Background: Facial emotion recognition depends on cortical and subcortical networks. HIV infection of the central
nervous system can damage these networks, leading to impaired facial emotion recognition.
Methods: We performed a cross-sectional single cohort study consecutively enrolling HIV + subjects during routine
outpatient visits. Age, gender and education-matched HIV-negative healthy individuals were also selected. Subjects
were submitted to a Facial Emotion Recognition Test, which assesses the ability to recognize six basic emotions
(disgust, anger, fear, happiness, surprise, sadness). The score for each emotion and a global score (obtained by
summing scores for each emotion) were analyzed. General cognitive status of patients was also assessed.
Results: A total of 49 HIV + and 20 HIV−subjects were enrolled. On the Facial Emotion Recognition Test, ANOVA
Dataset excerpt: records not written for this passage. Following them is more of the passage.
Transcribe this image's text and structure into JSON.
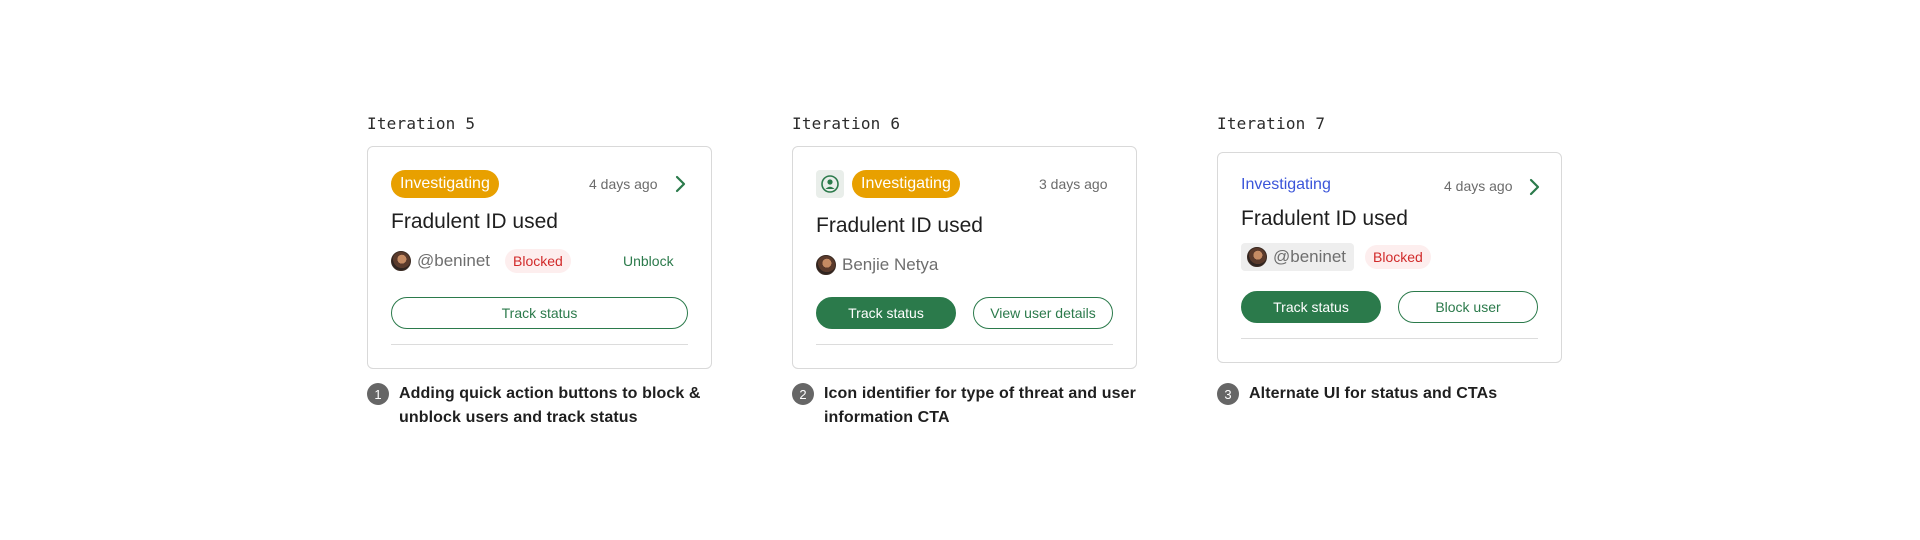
{
  "iterations": [
    {
      "title": "Iteration 5",
      "status": "Investigating",
      "time": "4 days ago",
      "heading": "Fradulent ID used",
      "user": "@beninet",
      "badge": "Blocked",
      "action_link": "Unblock",
      "primary_button": "Track status",
      "note_number": "1",
      "note": "Adding quick action buttons to block & unblock users and track status"
    },
    {
      "title": "Iteration 6",
      "status": "Investigating",
      "time": "3 days ago",
      "heading": "Fradulent ID used",
      "user": "Benjie Netya",
      "primary_button": "Track status",
      "secondary_button": "View user details",
      "note_number": "2",
      "note": "Icon identifier for type of threat and user information CTA"
    },
    {
      "title": "Iteration 7",
      "status": "Investigating",
      "time": "4 days ago",
      "heading": "Fradulent ID used",
      "user": "@beninet",
      "badge": "Blocked",
      "primary_button": "Track status",
      "secondary_button": "Block user",
      "note_number": "3",
      "note": "Alternate UI for status and CTAs"
    }
  ],
  "colors": {
    "status_pill": "#e8a000",
    "status_text_alt": "#3b55d9",
    "brand_green": "#2b7a4b",
    "blocked_red": "#d12a2a",
    "blocked_bg": "#fdeeee"
  },
  "icons": {
    "chevron": "chevron-right-icon",
    "threat": "threat-type-icon",
    "avatar": "user-avatar"
  }
}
revealed a significantly lower performance of HIV + subjects than healthy controls in recognizing fear. Moreover,
fear facial emotion recognition was directly correlated with Immediate Recall of Rey Words. The lower the patients’
neurocognitive performance the less accurate they were in recognizing happiness. AIDS-defining events were
negatively related to the correct recognition of happiness.
Conclusions: Fear recognition deficit in HIV + patients might be related to the impaired function of neural
networks in the frontostriatal system. AIDS events, including non-neurological ones, may have a negative effect on
this system. Inclusion of an emotion recognition test in the neuropsychological test battery could help clinicians
during the long term management of HIV-infected patients, to better understand the cognitive mechanisms
involved in the reduction of emotion recognition ability and the impact of this impairment on daily life